Aim of the exercise: Scan the records for the word "true". Return each line where it is found.

[Excerpts from an interface dataset]
========

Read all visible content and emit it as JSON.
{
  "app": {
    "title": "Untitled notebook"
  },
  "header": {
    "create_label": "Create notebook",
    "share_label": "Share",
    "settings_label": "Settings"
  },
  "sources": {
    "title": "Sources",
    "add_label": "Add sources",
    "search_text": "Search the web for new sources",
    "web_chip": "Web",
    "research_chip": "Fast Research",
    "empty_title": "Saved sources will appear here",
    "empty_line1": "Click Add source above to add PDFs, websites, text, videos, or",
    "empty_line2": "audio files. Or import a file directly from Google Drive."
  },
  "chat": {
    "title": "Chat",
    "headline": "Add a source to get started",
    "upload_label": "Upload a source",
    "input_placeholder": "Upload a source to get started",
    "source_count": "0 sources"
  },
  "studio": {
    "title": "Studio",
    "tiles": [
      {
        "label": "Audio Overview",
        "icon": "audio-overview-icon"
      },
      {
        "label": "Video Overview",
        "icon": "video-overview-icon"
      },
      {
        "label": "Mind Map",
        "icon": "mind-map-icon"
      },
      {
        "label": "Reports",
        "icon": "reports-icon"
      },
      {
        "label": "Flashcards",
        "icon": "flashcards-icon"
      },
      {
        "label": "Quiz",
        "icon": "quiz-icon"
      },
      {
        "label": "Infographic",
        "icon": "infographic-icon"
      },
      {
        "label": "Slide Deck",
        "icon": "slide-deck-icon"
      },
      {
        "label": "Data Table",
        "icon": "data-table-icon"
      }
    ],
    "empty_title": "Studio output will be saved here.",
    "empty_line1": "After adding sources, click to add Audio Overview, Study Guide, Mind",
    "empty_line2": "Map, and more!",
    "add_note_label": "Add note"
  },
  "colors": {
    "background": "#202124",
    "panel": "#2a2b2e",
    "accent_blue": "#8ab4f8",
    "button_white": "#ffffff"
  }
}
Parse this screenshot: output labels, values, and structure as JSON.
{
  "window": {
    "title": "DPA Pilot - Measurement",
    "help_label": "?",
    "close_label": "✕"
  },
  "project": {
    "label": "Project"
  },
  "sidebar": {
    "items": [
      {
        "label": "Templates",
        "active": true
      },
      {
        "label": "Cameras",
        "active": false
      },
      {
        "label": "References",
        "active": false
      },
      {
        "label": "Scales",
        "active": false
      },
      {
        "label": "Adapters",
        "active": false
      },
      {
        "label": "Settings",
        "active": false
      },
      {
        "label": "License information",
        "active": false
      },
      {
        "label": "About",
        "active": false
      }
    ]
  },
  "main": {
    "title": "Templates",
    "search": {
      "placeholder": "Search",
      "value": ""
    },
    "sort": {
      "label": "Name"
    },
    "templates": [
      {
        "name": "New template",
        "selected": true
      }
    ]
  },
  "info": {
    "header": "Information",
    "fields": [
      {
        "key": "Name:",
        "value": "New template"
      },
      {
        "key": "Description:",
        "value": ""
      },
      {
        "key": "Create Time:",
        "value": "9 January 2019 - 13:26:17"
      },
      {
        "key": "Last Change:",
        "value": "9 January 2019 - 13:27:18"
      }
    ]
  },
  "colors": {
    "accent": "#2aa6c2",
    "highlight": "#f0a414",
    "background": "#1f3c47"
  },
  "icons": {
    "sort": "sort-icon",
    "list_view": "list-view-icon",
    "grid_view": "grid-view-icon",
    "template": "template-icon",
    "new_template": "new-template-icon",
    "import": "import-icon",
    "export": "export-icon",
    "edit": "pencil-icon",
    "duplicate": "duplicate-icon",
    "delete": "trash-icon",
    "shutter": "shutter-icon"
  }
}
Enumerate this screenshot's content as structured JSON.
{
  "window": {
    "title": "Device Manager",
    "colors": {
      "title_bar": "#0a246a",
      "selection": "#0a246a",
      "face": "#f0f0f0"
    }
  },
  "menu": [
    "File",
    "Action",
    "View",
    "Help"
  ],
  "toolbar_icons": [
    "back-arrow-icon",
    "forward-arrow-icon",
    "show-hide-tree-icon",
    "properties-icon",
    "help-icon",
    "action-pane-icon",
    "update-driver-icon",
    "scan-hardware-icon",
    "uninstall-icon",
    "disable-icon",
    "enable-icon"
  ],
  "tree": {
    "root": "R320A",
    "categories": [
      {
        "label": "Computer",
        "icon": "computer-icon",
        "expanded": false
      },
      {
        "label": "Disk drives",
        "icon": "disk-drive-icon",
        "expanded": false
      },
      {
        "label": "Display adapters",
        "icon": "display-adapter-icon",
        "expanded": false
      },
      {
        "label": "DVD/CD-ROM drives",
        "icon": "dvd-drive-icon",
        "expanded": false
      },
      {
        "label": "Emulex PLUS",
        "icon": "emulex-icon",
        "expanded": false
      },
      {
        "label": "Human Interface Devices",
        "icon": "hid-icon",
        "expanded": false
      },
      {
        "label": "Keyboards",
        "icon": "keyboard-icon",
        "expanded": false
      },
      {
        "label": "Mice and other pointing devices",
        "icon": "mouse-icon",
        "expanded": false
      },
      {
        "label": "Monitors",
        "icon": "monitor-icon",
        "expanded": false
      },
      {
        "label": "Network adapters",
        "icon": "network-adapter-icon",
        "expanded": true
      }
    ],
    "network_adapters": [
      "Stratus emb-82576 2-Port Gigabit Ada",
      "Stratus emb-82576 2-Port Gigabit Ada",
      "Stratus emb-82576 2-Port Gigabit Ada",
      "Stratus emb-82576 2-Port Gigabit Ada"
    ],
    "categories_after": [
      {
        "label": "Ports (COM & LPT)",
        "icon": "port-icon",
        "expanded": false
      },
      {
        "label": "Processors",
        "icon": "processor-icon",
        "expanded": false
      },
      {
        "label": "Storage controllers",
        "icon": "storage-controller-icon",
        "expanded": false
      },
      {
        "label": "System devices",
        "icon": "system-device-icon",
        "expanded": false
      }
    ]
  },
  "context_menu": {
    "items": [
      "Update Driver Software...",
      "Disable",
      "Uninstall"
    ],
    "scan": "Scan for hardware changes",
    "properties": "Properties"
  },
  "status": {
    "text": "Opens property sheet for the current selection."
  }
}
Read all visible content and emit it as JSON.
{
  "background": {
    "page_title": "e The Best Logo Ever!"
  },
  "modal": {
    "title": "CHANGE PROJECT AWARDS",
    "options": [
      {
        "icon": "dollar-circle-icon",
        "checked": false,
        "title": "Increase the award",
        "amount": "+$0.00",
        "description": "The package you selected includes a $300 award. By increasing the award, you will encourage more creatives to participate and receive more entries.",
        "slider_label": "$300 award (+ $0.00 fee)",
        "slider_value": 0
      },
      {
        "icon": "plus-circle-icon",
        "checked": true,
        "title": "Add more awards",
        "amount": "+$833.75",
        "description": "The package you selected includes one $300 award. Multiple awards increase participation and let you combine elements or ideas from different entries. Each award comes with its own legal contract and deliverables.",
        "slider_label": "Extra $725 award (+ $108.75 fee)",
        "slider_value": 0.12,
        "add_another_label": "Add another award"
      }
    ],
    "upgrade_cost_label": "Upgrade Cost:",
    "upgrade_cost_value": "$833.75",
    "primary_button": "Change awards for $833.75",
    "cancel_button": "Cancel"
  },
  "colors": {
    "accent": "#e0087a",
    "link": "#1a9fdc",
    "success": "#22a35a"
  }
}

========

Expected answer:
        "active": true
        "selected": true
        "expanded": true
        "checked": true,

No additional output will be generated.